I remember the day the tied went out,
with my toes in shifting sand,
the day we walked by the restless sea
with our backs to the huddling town:
when the salt breeze lifted up your hair
and I failed to understand
that, on this day, the sky would fall
and the stars flee underground.
We strolled from crop to rocky crop
across the sun-streaked shore,
and laid our fleeting tracks of time
where none had been before;
and I called to you above the wind
but it chanced that you did not hear;
for you turned your steps towards the waves
and I was left standing there.
Perhaps it was the sea’s complaint
that rose and fell in your head;
perhaps, it wasn’t me at all,
nothing I did or said.
I like to think you didn’t know,
that it took you by surprise,
the day you shook the heavens
till the stars fell from the skies.
We need more the power of magic now since we turned our gaze away, since we closed up our ears to the earth’s sweet hum and heard only the great rasping of our greed; though we wear our science artfully still it catches us and snares us in; our little learning is lost to us in this scrabbling and lusting after wealth.
The ways of magic woo us now that we are cast adrift. (It was long ago we broke our faith when we made our wants our creed.) If the great oak cracks and bows his back and the green girl tears at her veil, we will bare our bones and feed its fires while the great wheel hurtles and burns.
For the chorus of the magi calls: though we shrivel and we shrink, the dragon rises up to roar and we must feel its breath; and we may be heroes, all of us that grapple with the moon and brave the flames to find again our vision and our strength.
Recently, while catching up on what the BBC is pleased to call its News Channel – although it is, in fact, increasingly dominated by topics which are not actually news – I witnessed a shameful display of gerontophobia from the three presenters who were involved in ‘The Papers’, a nightly discussion of the stories appearing in the next day’s press.
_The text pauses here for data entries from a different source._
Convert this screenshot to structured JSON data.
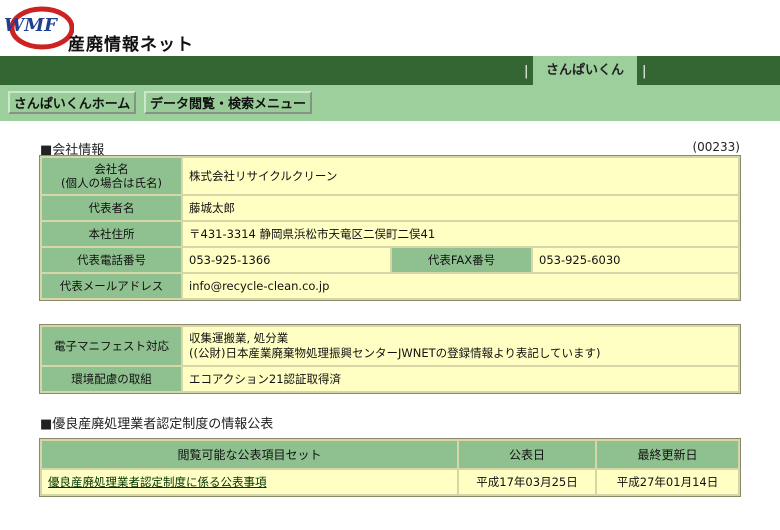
{
  "header": {
    "logo_text": "WMF",
    "title": "産廃情報ネット"
  },
  "topbar": {
    "separator": "|",
    "active_tab": "さんぱいくん"
  },
  "nav": {
    "home": "さんぱいくんホーム",
    "menu": "データ閲覧・検索メニュー"
  },
  "company": {
    "section_title": "■会社情報",
    "code": "(00233)",
    "rows": [
      {
        "label": "会社名\n(個人の場合は氏名)",
        "value": "株式会社リサイクルクリーン"
      },
      {
        "label": "代表者名",
        "value": "藤城太郎"
      },
      {
        "label": "本社住所",
        "value": "〒431-3314  静岡県浜松市天竜区二俣町二俣41"
      }
    ],
    "tel_label": "代表電話番号",
    "tel": "053-925-1366",
    "fax_label": "代表FAX番号",
    "fax": "053-925-6030",
    "email_label": "代表メールアドレス",
    "email": "info@recycle-clean.co.jp"
  },
  "manifest": {
    "label": "電子マニフェスト対応",
    "value_line1": "収集運搬業, 処分業",
    "value_line2": "((公財)日本産業廃棄物処理振興センターJWNETの登録情報より表記しています)",
    "env_label": "環境配慮の取組",
    "env_value": "エコアクション21認証取得済"
  },
  "disclosure": {
    "section_title": "■優良産廃処理業者認定制度の情報公表",
    "headers": [
      "閲覧可能な公表項目セット",
      "公表日",
      "最終更新日"
    ],
    "row": {
      "item": "優良産廃処理業者認定制度に係る公表事項",
      "published": "平成17年03月25日",
      "updated": "平成27年01月14日"
    }
  }
}
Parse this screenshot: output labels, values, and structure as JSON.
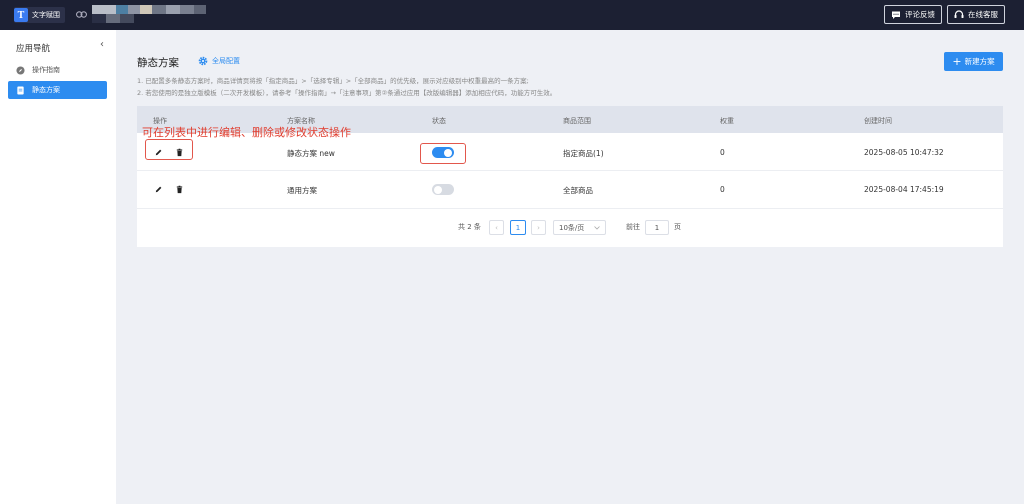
{
  "topbar": {
    "app_name": "文字赋围",
    "logo_letter": "T",
    "feedback_label": "评论反馈",
    "support_label": "在线客服"
  },
  "sidebar": {
    "title": "应用导航",
    "collapse_glyph": "‹",
    "items": [
      {
        "label": "操作指南",
        "icon": "compass-icon",
        "active": false
      },
      {
        "label": "静态方案",
        "icon": "doc-icon",
        "active": true
      }
    ]
  },
  "main": {
    "title": "静态方案",
    "global_config_label": "全局配置",
    "new_button_label": "新建方案",
    "notes": [
      "1. 已配置多条静态方案时，商品详情页将按「指定商品」>「选择专辑」>「全部商品」的优先级，展示对应级别中权重最高的一条方案;",
      "2. 若您使用的是独立版模板（二次开发模板），请参考「操作指南」→「注意事项」第②条通过应用【改版编辑器】添加相应代码，功能方可生效。"
    ],
    "annotation": "可在列表中进行编辑、删除或修改状态操作"
  },
  "table": {
    "columns": [
      "操作",
      "方案名称",
      "状态",
      "商品范围",
      "权重",
      "创建时间"
    ],
    "rows": [
      {
        "name": "静态方案 new",
        "status_on": true,
        "scope": "指定商品(1)",
        "weight": "0",
        "created": "2025-08-05 10:47:32"
      },
      {
        "name": "通用方案",
        "status_on": false,
        "scope": "全部商品",
        "weight": "0",
        "created": "2025-08-04 17:45:19"
      }
    ]
  },
  "pagination": {
    "total_text": "共 2 条",
    "prev_glyph": "‹",
    "current_page": "1",
    "next_glyph": "›",
    "page_size": "10条/页",
    "goto_label": "前往",
    "goto_value": "1",
    "page_unit": "页"
  },
  "colors": {
    "topbar_bg": "#1c2033",
    "accent": "#2d8cf0",
    "annotation": "#e03c2d"
  }
}
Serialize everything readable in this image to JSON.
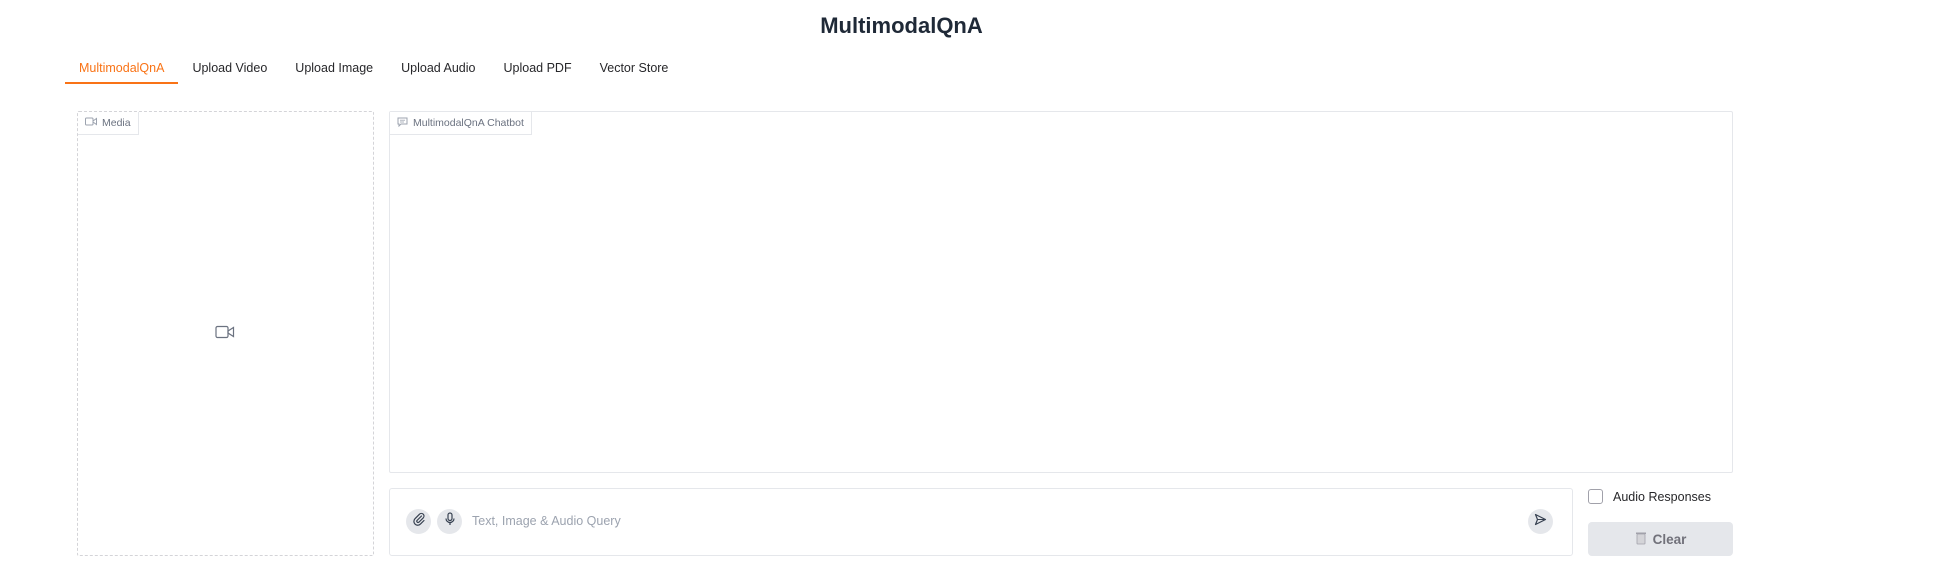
{
  "app": {
    "title": "MultimodalQnA"
  },
  "tabs": [
    {
      "label": "MultimodalQnA",
      "active": true
    },
    {
      "label": "Upload Video",
      "active": false
    },
    {
      "label": "Upload Image",
      "active": false
    },
    {
      "label": "Upload Audio",
      "active": false
    },
    {
      "label": "Upload PDF",
      "active": false
    },
    {
      "label": "Vector Store",
      "active": false
    }
  ],
  "media": {
    "label": "Media",
    "icon": "video-camera-icon"
  },
  "chatbot": {
    "label": "MultimodalQnA Chatbot",
    "icon": "chat-bubble-icon"
  },
  "query": {
    "value": "",
    "placeholder": "Text, Image & Audio Query",
    "attach_icon": "paperclip-icon",
    "mic_icon": "microphone-icon",
    "submit_icon": "send-icon"
  },
  "options": {
    "audio_responses_label": "Audio Responses",
    "audio_responses_checked": false
  },
  "actions": {
    "clear_label": "Clear",
    "clear_icon": "trash-icon"
  },
  "colors": {
    "accent": "#f97316",
    "border": "#e5e7eb",
    "button_bg": "#e5e7eb"
  }
}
In the course of this item, all three of the presenters laughed and joked about the suggestion that elderly people were being passed over for medical treatment on the grounds that they were old and, therefore, in terms of economics not ‘worth’ saving. The ‘problem’ of pensions was mentioned and it was pointed out, still amidst much laughter, that it would be a good thing if some elderly people died because their demise would help solve that problem. My partner and I sat open-mouthed and this display of mindless cruelty on the part of three people in a position of privilege and what should have been responsibility. I was extremely upset by the incident. ‘Coming Soon’ is my response.
On TV today, ‘The Repo Man’,
a look at life lived on the edge
that comforts and scares in equal measure,
we who have so much still to lose.
Though we are not there yet,
on the grim edge of the abyss
we may, at any moment, miss our footing;
and to think of this man, like a broad side of beef,
with his hand as big as shovels on a digger,
reminds us of the way we may go
and causes us to tremble in our boots.
Our schedulers are kind, though: they offer us shows
that help us to see our silver linings:
our prime-time viewing is composed
of the lives of those who must struggle to eat;
then there are those who, by disease or misfortune,
have been robbed of their chance for simple happiness:
freaks and midgets and paraplegics,
those who are marooned by their own appetites,
those who are paraded to cavort like grotesques
and caper like hunch-backs and fools.
It is we who are the fools, though, for we are taken in,
dumb in the face of so much outrage:
by our dull consent, we bring to our own homes
the stink and clamour of the booth;
and, by its execution, this ‘entertainment’,
makes a fairground and a circus of humanity.
Who profits by it? Who oils the wheels?
What is the hand that cracks the whip?